There are built-in star icons next to each person’s contact listing. With these icons you can favorite a person and create a small favorites list of the top tweeters you wish to follow. This can behave as a quick access list for friends who share a lot of photos that you want to keep up with.
Finally, the settings tab will hold your account settings for Scopy. These include how many tweets to download per update, photo sizes in your timeline (small/medium/large), credits and a logout button. If you have been using Twitter apps on an iPhone or iPad then none of these features should throw you off guard. But much of the functionality found in Scopy has been redesigned in a very clever layout.
Sharing New Photos
Moving back onto the timeline, you’ll notice a small camera icon in the top-left corner. This doesn’t directly open your camera, but instead brings up a new tweet dialog view. It contains the standard iOS keyboard with options for adding link URLs and location data. Next to these icons you will notice a character count for your current tweet, starting at the limit of 140 characters.
First, add your text into the tweet window. This can be whatever you’d like, or you could even leave the field blank and let your photo do the talking. Afterwards, find the bird illustration on the left-hand side. You’ll notice a square portrait block with the text “Add Photo” which brings up two options to choose from. You may either take a new photo with your camera or alternatively choose something from your library.

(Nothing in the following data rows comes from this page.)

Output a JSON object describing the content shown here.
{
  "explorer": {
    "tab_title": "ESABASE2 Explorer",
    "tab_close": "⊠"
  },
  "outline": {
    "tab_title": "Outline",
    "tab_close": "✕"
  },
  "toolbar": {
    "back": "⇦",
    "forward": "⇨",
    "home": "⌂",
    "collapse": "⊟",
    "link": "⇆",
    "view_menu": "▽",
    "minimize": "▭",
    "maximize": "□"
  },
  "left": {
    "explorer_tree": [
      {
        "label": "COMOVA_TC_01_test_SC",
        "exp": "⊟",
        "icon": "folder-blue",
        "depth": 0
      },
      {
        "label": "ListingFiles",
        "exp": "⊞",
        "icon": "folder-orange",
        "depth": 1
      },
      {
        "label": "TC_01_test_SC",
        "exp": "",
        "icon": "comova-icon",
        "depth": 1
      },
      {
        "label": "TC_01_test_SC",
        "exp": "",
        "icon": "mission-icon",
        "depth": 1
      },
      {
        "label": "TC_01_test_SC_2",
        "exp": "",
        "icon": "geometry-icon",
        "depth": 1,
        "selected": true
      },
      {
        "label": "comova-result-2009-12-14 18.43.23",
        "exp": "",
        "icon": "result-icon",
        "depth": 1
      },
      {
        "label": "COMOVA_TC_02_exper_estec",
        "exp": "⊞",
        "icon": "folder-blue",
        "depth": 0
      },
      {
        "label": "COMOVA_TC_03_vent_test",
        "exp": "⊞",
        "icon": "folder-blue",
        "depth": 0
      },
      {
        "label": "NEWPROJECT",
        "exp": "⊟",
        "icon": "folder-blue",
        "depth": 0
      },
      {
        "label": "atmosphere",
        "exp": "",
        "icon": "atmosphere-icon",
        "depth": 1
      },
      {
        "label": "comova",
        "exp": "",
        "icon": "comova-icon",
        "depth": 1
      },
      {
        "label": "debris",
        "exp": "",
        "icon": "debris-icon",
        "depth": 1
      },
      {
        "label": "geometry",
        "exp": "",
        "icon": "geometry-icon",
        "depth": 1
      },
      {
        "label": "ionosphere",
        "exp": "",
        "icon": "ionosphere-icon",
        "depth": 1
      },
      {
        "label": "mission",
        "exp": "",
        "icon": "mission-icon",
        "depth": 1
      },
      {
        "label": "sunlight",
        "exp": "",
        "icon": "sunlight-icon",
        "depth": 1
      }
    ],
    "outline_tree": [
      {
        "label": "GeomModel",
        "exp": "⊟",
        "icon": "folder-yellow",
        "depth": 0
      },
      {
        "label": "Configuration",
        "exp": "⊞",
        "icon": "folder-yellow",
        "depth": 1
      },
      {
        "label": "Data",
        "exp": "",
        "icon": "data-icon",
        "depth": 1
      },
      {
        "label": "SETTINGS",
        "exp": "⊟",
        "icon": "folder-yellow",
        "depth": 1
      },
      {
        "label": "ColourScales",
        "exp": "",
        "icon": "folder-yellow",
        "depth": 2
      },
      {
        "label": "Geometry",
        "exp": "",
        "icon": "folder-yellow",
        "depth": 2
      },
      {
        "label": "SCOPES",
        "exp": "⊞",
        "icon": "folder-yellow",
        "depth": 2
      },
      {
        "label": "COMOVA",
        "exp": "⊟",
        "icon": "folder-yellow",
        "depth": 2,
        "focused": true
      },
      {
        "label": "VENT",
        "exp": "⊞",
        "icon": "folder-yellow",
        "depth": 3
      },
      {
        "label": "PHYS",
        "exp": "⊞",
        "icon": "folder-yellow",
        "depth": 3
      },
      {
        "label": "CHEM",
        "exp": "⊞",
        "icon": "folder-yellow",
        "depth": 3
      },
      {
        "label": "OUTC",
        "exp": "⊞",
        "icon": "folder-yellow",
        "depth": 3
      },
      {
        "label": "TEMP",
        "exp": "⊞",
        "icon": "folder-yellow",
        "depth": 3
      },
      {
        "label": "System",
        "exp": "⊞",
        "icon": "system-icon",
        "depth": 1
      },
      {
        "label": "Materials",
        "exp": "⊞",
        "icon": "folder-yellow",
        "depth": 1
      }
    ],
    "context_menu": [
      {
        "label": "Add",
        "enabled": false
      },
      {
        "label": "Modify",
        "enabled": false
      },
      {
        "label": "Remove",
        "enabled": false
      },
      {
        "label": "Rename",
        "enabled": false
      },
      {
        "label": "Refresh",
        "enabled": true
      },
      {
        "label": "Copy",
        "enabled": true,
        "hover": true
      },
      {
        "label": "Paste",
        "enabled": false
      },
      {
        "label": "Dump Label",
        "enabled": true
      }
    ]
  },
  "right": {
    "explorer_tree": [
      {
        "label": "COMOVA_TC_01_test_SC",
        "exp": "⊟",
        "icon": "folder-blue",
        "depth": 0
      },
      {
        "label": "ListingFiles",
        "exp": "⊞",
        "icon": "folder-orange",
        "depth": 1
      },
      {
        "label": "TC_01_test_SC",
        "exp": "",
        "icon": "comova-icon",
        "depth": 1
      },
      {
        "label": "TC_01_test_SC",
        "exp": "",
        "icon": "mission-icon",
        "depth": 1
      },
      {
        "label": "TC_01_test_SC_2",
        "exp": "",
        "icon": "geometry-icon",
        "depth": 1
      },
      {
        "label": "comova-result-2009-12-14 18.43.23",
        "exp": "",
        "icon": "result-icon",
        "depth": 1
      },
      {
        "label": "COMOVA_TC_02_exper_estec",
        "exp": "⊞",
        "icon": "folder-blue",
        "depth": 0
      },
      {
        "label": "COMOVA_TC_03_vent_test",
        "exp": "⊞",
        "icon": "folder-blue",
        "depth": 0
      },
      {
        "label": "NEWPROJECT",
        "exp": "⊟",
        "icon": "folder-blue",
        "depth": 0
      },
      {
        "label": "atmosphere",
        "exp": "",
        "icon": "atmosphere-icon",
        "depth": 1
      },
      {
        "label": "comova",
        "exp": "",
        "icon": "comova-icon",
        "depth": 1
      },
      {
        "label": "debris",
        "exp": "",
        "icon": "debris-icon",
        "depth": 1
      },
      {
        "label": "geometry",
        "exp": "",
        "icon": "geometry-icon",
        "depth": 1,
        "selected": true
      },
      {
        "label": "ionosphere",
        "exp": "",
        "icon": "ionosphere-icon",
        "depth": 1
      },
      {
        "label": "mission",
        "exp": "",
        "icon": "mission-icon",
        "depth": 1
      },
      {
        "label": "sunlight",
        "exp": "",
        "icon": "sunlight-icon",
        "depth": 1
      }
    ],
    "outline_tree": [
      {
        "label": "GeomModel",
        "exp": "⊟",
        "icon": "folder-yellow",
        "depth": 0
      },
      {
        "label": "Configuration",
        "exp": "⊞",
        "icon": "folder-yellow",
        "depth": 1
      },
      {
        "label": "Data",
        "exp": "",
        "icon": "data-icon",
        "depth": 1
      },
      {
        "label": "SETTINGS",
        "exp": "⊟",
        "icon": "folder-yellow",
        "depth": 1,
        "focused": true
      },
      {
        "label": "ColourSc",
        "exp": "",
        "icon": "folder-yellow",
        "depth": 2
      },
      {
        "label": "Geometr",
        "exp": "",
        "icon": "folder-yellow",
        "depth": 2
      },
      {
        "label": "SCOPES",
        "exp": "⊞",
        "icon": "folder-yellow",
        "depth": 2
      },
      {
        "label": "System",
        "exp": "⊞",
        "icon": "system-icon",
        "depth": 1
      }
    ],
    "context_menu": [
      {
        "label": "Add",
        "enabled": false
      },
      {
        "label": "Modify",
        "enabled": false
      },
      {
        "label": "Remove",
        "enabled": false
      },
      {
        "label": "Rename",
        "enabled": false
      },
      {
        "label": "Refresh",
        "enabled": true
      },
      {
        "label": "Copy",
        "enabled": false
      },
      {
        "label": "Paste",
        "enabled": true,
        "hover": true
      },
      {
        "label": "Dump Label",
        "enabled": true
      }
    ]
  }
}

Either way, after choosing the photo you’ll be taken to a new screen where you may apply one of many different filters. This is where Scopy really adds some beneficial features for photographers looking to spice up their work. You may choose from multiple filter effects including Vivid, Noir, Sakura, Vintage, and Golden. Of course, you also have the choice to leave your photo alone and apply no effects at all.
It should only take a few seconds for your photo to fully upload and process. Scopy is versatile enough that you shouldn’t have a problem tweeting before it’s completed. Scopy will pull the URL and append this into your tweet while you’re waiting for the upload to process. You may change your upload service in the settings view, and there are plenty of choices including YFrog, Twitgoo, Posterous and TwitPic.
Benefits and Features
Ultimately, Scopy wasn’t built to replace your current fully-featured Twitter app. There are actually a lot of common features missing from Scopy, assuredly on purpose. But even though you can’t do a lot in Scopy, it’s made up for with incredible photographic functions found within the app. It’s almost similar to Instagram but connected directly into your Twitter stream. And the ability to @reply inline with others’ photos is also very useful feature.
This is a really good app for those looking to get into photo sharing and viewing on Twitter. You can even search by users or categories to locate specific photos. However, outside of this small niche you won’t find much interest in such features.
Where the app falls short is with interactivity and personal connections. There is no way to view private messages or even @replys to your profile. You can view lists of your followers and who you’re following, yet you aren’t able to pull all of their tweets, only the ones including photo media. This leaves Scopy a bit out of touch for creating a powerful connection between Twitter users. You also aren’t able to tie in more than one account at once, which is a bummer.
Check out the app if you’re a photo lover. It costs only $0.99 with unlimited updates and near-futuristic features. It’s not for everyone, but if you’re a fan of photos on Twitter, this app works out perfectly.